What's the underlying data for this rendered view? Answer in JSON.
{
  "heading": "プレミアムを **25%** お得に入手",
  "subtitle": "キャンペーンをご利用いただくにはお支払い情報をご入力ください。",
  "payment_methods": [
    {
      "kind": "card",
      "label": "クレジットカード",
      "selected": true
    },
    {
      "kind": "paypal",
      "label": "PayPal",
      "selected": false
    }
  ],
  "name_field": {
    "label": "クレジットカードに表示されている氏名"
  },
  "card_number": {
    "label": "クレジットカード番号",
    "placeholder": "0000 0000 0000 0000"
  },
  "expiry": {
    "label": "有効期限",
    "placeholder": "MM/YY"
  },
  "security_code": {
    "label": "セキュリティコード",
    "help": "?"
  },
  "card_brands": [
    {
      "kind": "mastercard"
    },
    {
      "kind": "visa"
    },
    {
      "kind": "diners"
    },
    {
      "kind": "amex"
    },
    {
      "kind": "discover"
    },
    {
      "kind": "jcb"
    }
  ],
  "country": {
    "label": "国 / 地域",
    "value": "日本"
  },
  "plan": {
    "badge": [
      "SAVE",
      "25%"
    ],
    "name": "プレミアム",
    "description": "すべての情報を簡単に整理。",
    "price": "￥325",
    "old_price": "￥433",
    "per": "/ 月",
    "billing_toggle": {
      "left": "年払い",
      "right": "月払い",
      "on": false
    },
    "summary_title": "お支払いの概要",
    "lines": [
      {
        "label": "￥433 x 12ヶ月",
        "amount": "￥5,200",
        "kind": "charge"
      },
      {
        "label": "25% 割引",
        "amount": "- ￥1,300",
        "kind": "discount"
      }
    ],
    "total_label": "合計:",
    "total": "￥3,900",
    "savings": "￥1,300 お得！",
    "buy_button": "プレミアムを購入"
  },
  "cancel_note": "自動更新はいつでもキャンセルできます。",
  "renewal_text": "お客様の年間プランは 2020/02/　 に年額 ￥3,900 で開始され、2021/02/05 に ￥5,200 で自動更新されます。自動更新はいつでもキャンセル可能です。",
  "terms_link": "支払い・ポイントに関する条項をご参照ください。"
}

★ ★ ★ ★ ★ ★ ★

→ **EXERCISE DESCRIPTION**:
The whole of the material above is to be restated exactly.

→ **RESULT BELOW**:
What's the underlying data for this rendered view? Answer in JSON.
{
  "heading": "プレミアムを **25%** お得に入手",
  "subtitle": "キャンペーンをご利用いただくにはお支払い情報をご入力ください。",
  "payment_methods": [
    {
      "kind": "card",
      "label": "クレジットカード",
      "selected": true
    },
    {
      "kind": "paypal",
      "label": "PayPal",
      "selected": false
    }
  ],
  "name_field": {
    "label": "クレジットカードに表示されている氏名"
  },
  "card_number": {
    "label": "クレジットカード番号",
    "placeholder": "0000 0000 0000 0000"
  },
  "expiry": {
    "label": "有効期限",
    "placeholder": "MM/YY"
  },
  "security_code": {
    "label": "セキュリティコード",
    "help": "?"
  },
  "card_brands": [
    {
      "kind": "mastercard"
    },
    {
      "kind": "visa"
    },
    {
      "kind": "diners"
    },
    {
      "kind": "amex"
    },
    {
      "kind": "discover"
    },
    {
      "kind": "jcb"
    }
  ],
  "country": {
    "label": "国 / 地域",
    "value": "日本"
  },
  "plan": {
    "badge": [
      "SAVE",
      "25%"
    ],
    "name": "プレミアム",
    "description": "すべての情報を簡単に整理。",
    "price": "￥325",
    "old_price": "￥433",
    "per": "/ 月",
    "billing_toggle": {
      "left": "年払い",
      "right": "月払い",
      "on": false
    },
    "summary_title": "お支払いの概要",
    "lines": [
      {
        "label": "￥433 x 12ヶ月",
        "amount": "￥5,200",
        "kind": "charge"
      },
      {
        "label": "25% 割引",
        "amount": "- ￥1,300",
        "kind": "discount"
      }
    ],
    "total_label": "合計:",
    "total": "￥3,900",
    "savings": "￥1,300 お得！",
    "buy_button": "プレミアムを購入"
  },
  "cancel_note": "自動更新はいつでもキャンセルできます。",
  "renewal_text": "お客様の年間プランは 2020/02/　 に年額 ￥3,900 で開始され、2021/02/05 に ￥5,200 で自動更新されます。自動更新はいつでもキャンセル可能です。",
  "terms_link": "支払い・ポイントに関する条項をご参照ください。"
}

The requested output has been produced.